Development since the democratization of speech
In 1985, the first democratic change of government in 21 years brought Paz Estenssoro and the now moderate reformist MNR (opposing candidate: Exdiktator Banzer Suárez, Acción Democrática Nacionalista [ADN]) to the presidential palace. In his fourth term of office, he tried to avert the impending national bankruptcy through a tough restructuring program (including reducing subsidies for food and gasoline, freezing wages, privatizing state-owned companies). He met the resistance of the COB by declaring a state of emergency. As a result of the Nueva Política Económica (German New Economic Policy), the economy gradually recovered from 1986.
No candidate obtained an absolute majority in the 1989 presidential election. The Parliament elected J. Paz Zamora (Movimiento de la Izquierda Revolucionaria, MIR) as President. Under his reign, the country achieved a noticeable improvement in exports and economic growth. With Peru, Bolivia concluded a treaty on a free trade zone and rights of use for the port of Ilo in 1992; the country thus regained access to the Pacific for the first time since 1879. Visit ezinesports.com for Bolivia as a tourist country.
In 1993, power returned to the MNR with its candidate G. Sánchez de Lozada in the presidential elections. For the first time in the history of the country, he appointed a member of the indigenous population to a high government office ( Víctor Hugo Cárdenas [* 1951] as Vice President). Sánchez de Lozada continued the privatization policy and carried out far-reaching reforms of the financial and educational policy as well as the judiciary. He strengthened the political participation of the population at the local level through the introduction of the Participación Popular (German Volksbeteiligung), decentralized the administration and the decision about the communal finances.
After several unsuccessful attempts, exdictator Banzer Suárez succeeded in 1997 in democratic elections through a multi-party alliance by parliament to be elected president. After initial stabilization through a national dialogue and international financial cooperation, economic growth again declined sharply from 1999 onwards. Serious unrest (»water war« in April 2000) proved that Bolivia’s social problems persisted. On August 6, 2001, Banzer Suárez resigned in favor of Vice President Jorge Quiroga Ramírez (* 1960) return.
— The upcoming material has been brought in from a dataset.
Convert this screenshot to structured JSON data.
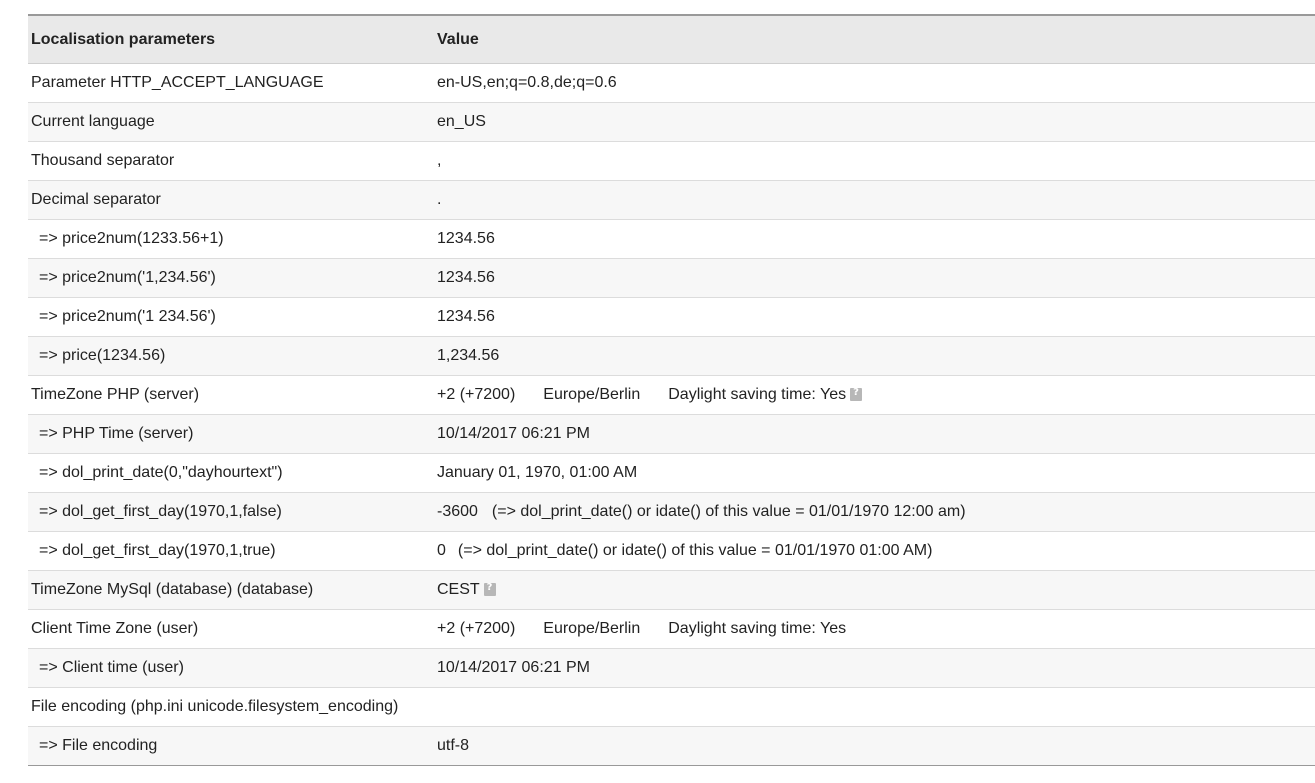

The agenda of the Quiroga Ramírez government was dominated by anti-drug policies, escalation of violence in coca-growing areas, week-long teacher strikes, protest marches by indigenous organizations and negotiations over the export of natural gas.
The elections in June 2002 were won by the MNR with Sánchez de Lozada, closely followed by the MAS with the leader of the organized coca planters E. Morales . In the runoff election in parliament in August 2002, Sánchez de Lozada won through with an alliance of MNR and MIR. To overcome the severe economic crisis, the new president announced an emergency program which, in addition to combating unemployment and corruption, included reducing the budget deficit through rigorous austerity measures. Violent unrest broke out in February 2003 as a result of announced tax increases and in autumn 2003 because of plans to export natural gas to the United States via Chile. President Sánchez de Lozadaresigned after protests and riots with over 80 dead and many injured on October 17, 2003.
His successor was Vice President Carlos Mesa Gisbert (* 1953), who formed a transitional government and announced new elections. The focus of government activities was the referendum on natural gas exports on July 19, 2004, the result of which was backing for Mesa Gisbert’s energy policy. In the Organization of American States, Bolivia demanded the return of the sea access lost in the Saltpeter War on the occasion of the treaties concluded 100 years ago (October 20, 1904). After a wave of roadblocks and protests, Gisbert resigned in May 2005. The elections organized by the transitional government under Eduardo Rodríguez (* 1956) on December 18, 2005 were won by E. Morales for the first time a representative of the indigenous population.
Following the example of H. Chávez in Venezuela, he suggested fundamental reforms (nationalization of the oil and gas industry on May 1, 2006) and a “re-establishment” of the state.
The constituent assembly set up in August 2006 presented a new constitution on December 14, 2007. In the period that followed, the leaders of the economically strong departments of the Bolivian lowlands opposed the president’s political course and tried to gain more autonomy. To resolve the conflict, Morales faced a referendum in August 2008, in which he was confirmed in office. At the same time, the governors of the lowland departments, who were critical of the government, also received popular support. The indecisive balance of power led to violent unrest in the first half of September 2008.